* [WHAT YOU ARE ASKED TO DO] Extract, exactly as written, the line that contains "Convert this screenshot" and all lines after it through the end of the records. Omit pictures.

(Entries from a dataset of interfaces)

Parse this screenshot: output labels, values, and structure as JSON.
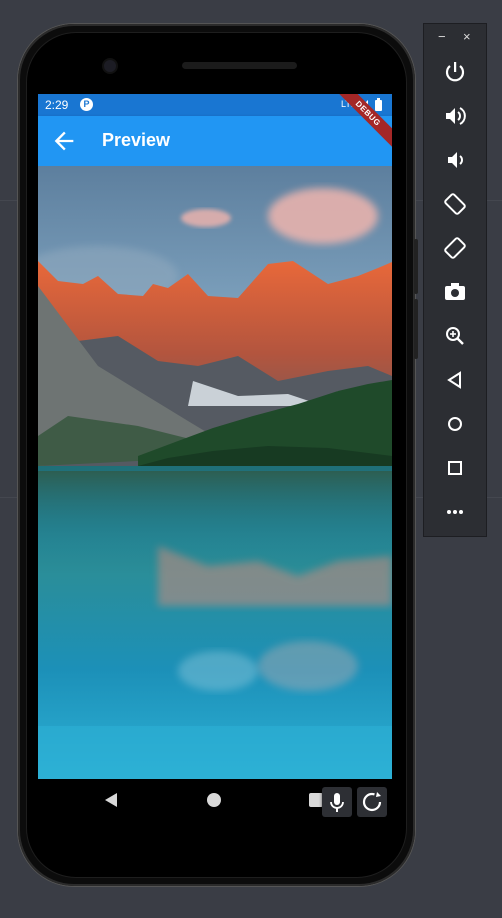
{
  "status_bar": {
    "time": "2:29",
    "app_icon": "P",
    "network": "LTE",
    "icons": [
      "signal-icon",
      "battery-icon"
    ]
  },
  "app_bar": {
    "title": "Preview",
    "back_icon": "arrow-back-icon"
  },
  "debug_banner": "DEBUG",
  "preview_image": {
    "subject": "mountain lake landscape"
  },
  "nav_bar": {
    "buttons": [
      "back-triangle-icon",
      "home-circle-icon",
      "recent-square-icon"
    ]
  },
  "floating_buttons": [
    "microphone-icon",
    "rotate-icon"
  ],
  "emulator_toolbar": {
    "window_controls": {
      "minimize": "−",
      "close": "×"
    },
    "buttons": [
      "power-icon",
      "volume-up-icon",
      "volume-down-icon",
      "rotate-left-icon",
      "rotate-right-icon",
      "camera-icon",
      "zoom-icon",
      "back-icon",
      "home-icon",
      "overview-icon",
      "more-icon"
    ]
  },
  "colors": {
    "status_bar": "#1976D2",
    "app_bar": "#2196F3",
    "debug_banner": "#a42727",
    "desktop": "#3a3d45"
  }
}
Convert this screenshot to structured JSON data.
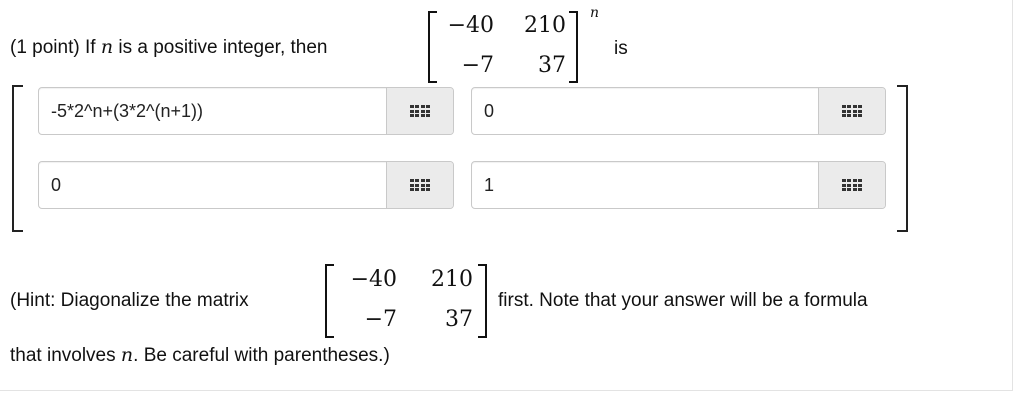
{
  "question": {
    "prefix": "(1 point) If",
    "var_n": "n",
    "middle": "is a positive integer, then",
    "matrix": {
      "r1c1": "−40",
      "r1c2": "210",
      "r2c1": "−7",
      "r2c2": "37"
    },
    "exponent": "n",
    "suffix": "is"
  },
  "answer": {
    "cells": [
      {
        "value": "-5*2^n+(3*2^(n+1))"
      },
      {
        "value": "0"
      },
      {
        "value": "0"
      },
      {
        "value": "1"
      }
    ],
    "keyboard_icon": "grid-keypad-icon"
  },
  "hint": {
    "part1": "(Hint: Diagonalize the matrix",
    "matrix": {
      "r1c1": "−40",
      "r1c2": "210",
      "r2c1": "−7",
      "r2c2": "37"
    },
    "part2": "first. Note that your answer will be a formula",
    "part3_a": "that involves",
    "var_n": "n",
    "part3_b": ". Be careful with parentheses.)"
  }
}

* [WRITTEN RESPONSE]
Convert this screenshot to structured JSON data.
{
  "question": {
    "prefix": "(1 point) If",
    "var_n": "n",
    "middle": "is a positive integer, then",
    "matrix": {
      "r1c1": "−40",
      "r1c2": "210",
      "r2c1": "−7",
      "r2c2": "37"
    },
    "exponent": "n",
    "suffix": "is"
  },
  "answer": {
    "cells": [
      {
        "value": "-5*2^n+(3*2^(n+1))"
      },
      {
        "value": "0"
      },
      {
        "value": "0"
      },
      {
        "value": "1"
      }
    ],
    "keyboard_icon": "grid-keypad-icon"
  },
  "hint": {
    "part1": "(Hint: Diagonalize the matrix",
    "matrix": {
      "r1c1": "−40",
      "r1c2": "210",
      "r2c1": "−7",
      "r2c2": "37"
    },
    "part2": "first. Note that your answer will be a formula",
    "part3_a": "that involves",
    "var_n": "n",
    "part3_b": ". Be careful with parentheses.)"
  }
}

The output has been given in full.